►

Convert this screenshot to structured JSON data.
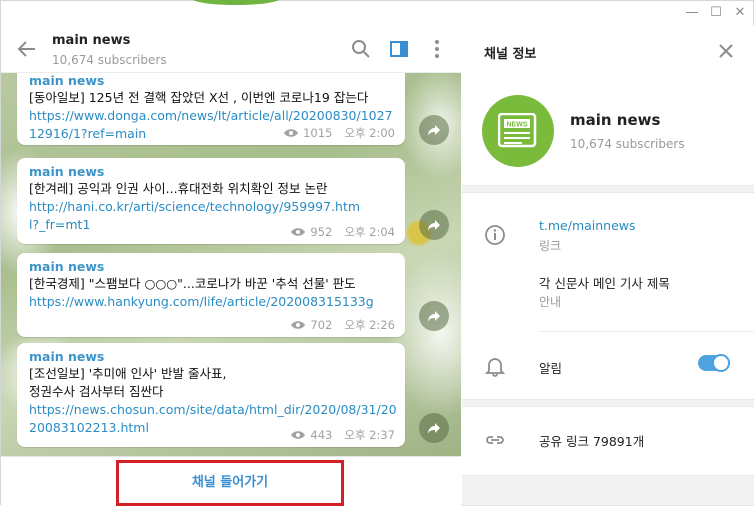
{
  "window": {
    "minimize_icon": "minimize-icon",
    "maximize_icon": "maximize-icon",
    "close_icon": "close-icon"
  },
  "chat": {
    "title": "main news",
    "subscribers": "10,674 subscribers",
    "messages": [
      {
        "author": "main news",
        "text": "[동아일보] 125년 전 결핵 잡았던 X선 , 이번엔 코로나19 잡는다",
        "link": "https://www.donga.com/news/It/article/all/20200830/102712916/1?ref=main",
        "views": "1015",
        "time": "오후 2:00"
      },
      {
        "author": "main news",
        "text": "[한겨레] 공익과 인권 사이...휴대전화 위치확인 정보 논란",
        "link": "http://hani.co.kr/arti/science/technology/959997.html?_fr=mt1",
        "views": "952",
        "time": "오후 2:04"
      },
      {
        "author": "main news",
        "text": "[한국경제] \"스팸보다 ○○○\"...코로나가 바꾼 '추석 선물' 판도",
        "link": "https://www.hankyung.com/life/article/202008315133g",
        "views": "702",
        "time": "오후 2:26"
      },
      {
        "author": "main news",
        "text": "[조선일보] '추미애 인사' 반발 줄사표,\n정권수사 검사부터 짐싼다",
        "link": "https://news.chosun.com/site/data/html_dir/2020/08/31/2020083102213.html",
        "views": "443",
        "time": "오후 2:37"
      }
    ],
    "join_label": "채널 들어가기"
  },
  "info": {
    "title": "채널 정보",
    "name": "main news",
    "subscribers": "10,674 subscribers",
    "link": "t.me/mainnews",
    "link_label": "링크",
    "description": "각 신문사 메인 기사 제목",
    "description_label": "안내",
    "notifications_label": "알림",
    "notifications_on": true,
    "share_label": "공유 링크 79891개"
  },
  "colors": {
    "accent": "#3a8fd2",
    "avatar": "#7bbb3c",
    "highlight": "#d51f26"
  }
}
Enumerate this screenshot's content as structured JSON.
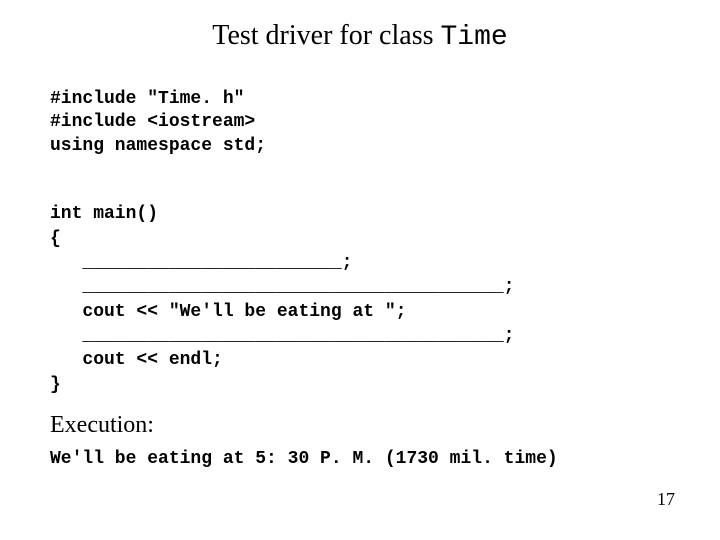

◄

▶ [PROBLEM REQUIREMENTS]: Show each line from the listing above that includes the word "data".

▶ [ANSWER FOR THE TASK]:
Convert this screenshot to structured JSON data.
        "link": "https://news.chosun.com/site/data/html_dir/2020/08/31/2020083102213.html",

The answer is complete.